Anyone brave enough to pump money into stocks late last year was well rewarded at the start of 2019.

Lesson for investors: market declines are shocking and stressful, but they are also excellent buying opportunities. A thirty-year-old reader seems to have assimilated this lesson well. He is seeking input on a plan to borrow money during the next market downturn.

“Once stocks fall 25%, I will borrow $30,000 from my home equity line of credit to invest in a portfolio of ETFs in my TFSA,” he wrote. “If the market continues to fall 35% from the peak, I will borrow another $30,000 to put into my TFSA. If the market fell 45% off peak, I would withdraw enough money to maximize my TFSA and then put $10,000 into my RRSP. This reader is single, debt free, mortgage free and has not yet opened a TFSA. He thinks sticking to his plan won’t be a problem and he understands that it could take years to bear fruit.
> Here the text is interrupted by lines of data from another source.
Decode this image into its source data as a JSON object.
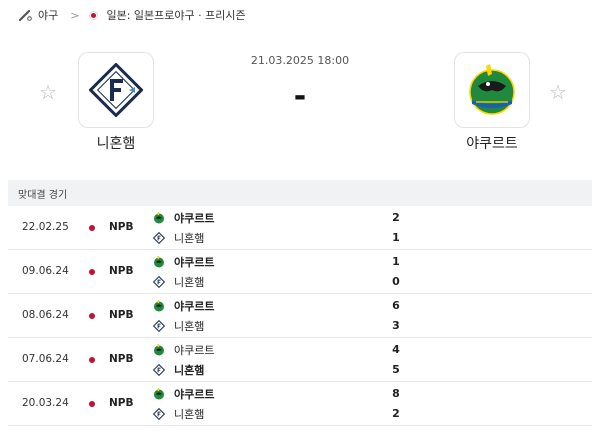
{
  "breadcrumb": {
    "sport": "야구",
    "separator": ">",
    "league": "일본: 일본프로야구 · 프리시즌"
  },
  "match": {
    "datetime": "21.03.2025 18:00",
    "score": "-",
    "home_team": "니혼햄",
    "away_team": "야쿠르트"
  },
  "h2h": {
    "title": "맞대결 경기",
    "rows": [
      {
        "date": "22.02.25",
        "league": "NPB",
        "team1": "야쿠르트",
        "team2": "니혼햄",
        "score1": "2",
        "score2": "1",
        "winner": 1
      },
      {
        "date": "09.06.24",
        "league": "NPB",
        "team1": "야쿠르트",
        "team2": "니혼햄",
        "score1": "1",
        "score2": "0",
        "winner": 1
      },
      {
        "date": "08.06.24",
        "league": "NPB",
        "team1": "야쿠르트",
        "team2": "니혼햄",
        "score1": "6",
        "score2": "3",
        "winner": 1
      },
      {
        "date": "07.06.24",
        "league": "NPB",
        "team1": "야쿠르트",
        "team2": "니혼햄",
        "score1": "4",
        "score2": "5",
        "winner": 2
      },
      {
        "date": "20.03.24",
        "league": "NPB",
        "team1": "야쿠르트",
        "team2": "니혼햄",
        "score1": "8",
        "score2": "2",
        "winner": 1
      }
    ]
  },
  "colors": {
    "japan_dot": "#c8102e",
    "section_bg": "#f0f2f4",
    "fighters_navy": "#1a2c4e",
    "swallows_green": "#1f8a3b"
  },
  "icons": {
    "sport": "baseball-bat-icon",
    "favorite": "star-outline-icon"
  }
}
One concern is that this investor’s market timing is backfiring. For example, he could wait on the sidelines while the markets show decent gains, then lose heart after a big crash and sit on the sidelines until much of the recovery has already happened. It might be better to just invest on a monthly basis.

But I’ve seen a borrowing to invest strategy like the one he talks about pay off. In a column written two years ago, I documented how an investment adviser borrowed $250,000 during the worst of the financial crisis and turned it into gains that he described in the spring of 2017 as being “between the double and triple. His investment actually fell about 10% before starting a long climb. Being comfortable as a long-term investor, he never thought of selling.

Investing money in stocks after a market drop is one of the best long-term investment strategies. But it’s also one of the most difficult because you have to ignore the panicky emotions of most other investors. Consider doubling your stress level if you borrow to invest at a market low instead of using cash on hand. You may well find yourself in the position of making payments on the debt incurred to buy stocks that are falling sharply in value and worth less than what you paid for. Some investors can handle this, but many cannot. We’ll leave it up to that reader to decide if he’s up for the roller coaster to come.

A few additional notes: This reader would be borrowing to invest in registered accounts, so the interest he pays would not be tax deductible. Using your line of credit and not a margin loan from a broker means there’s no worry about a margin call (where you have to repay a loan taken out to buy securities that have fallen in price). He only has to pay the interest on his outstanding balance each month.

Comments are closed.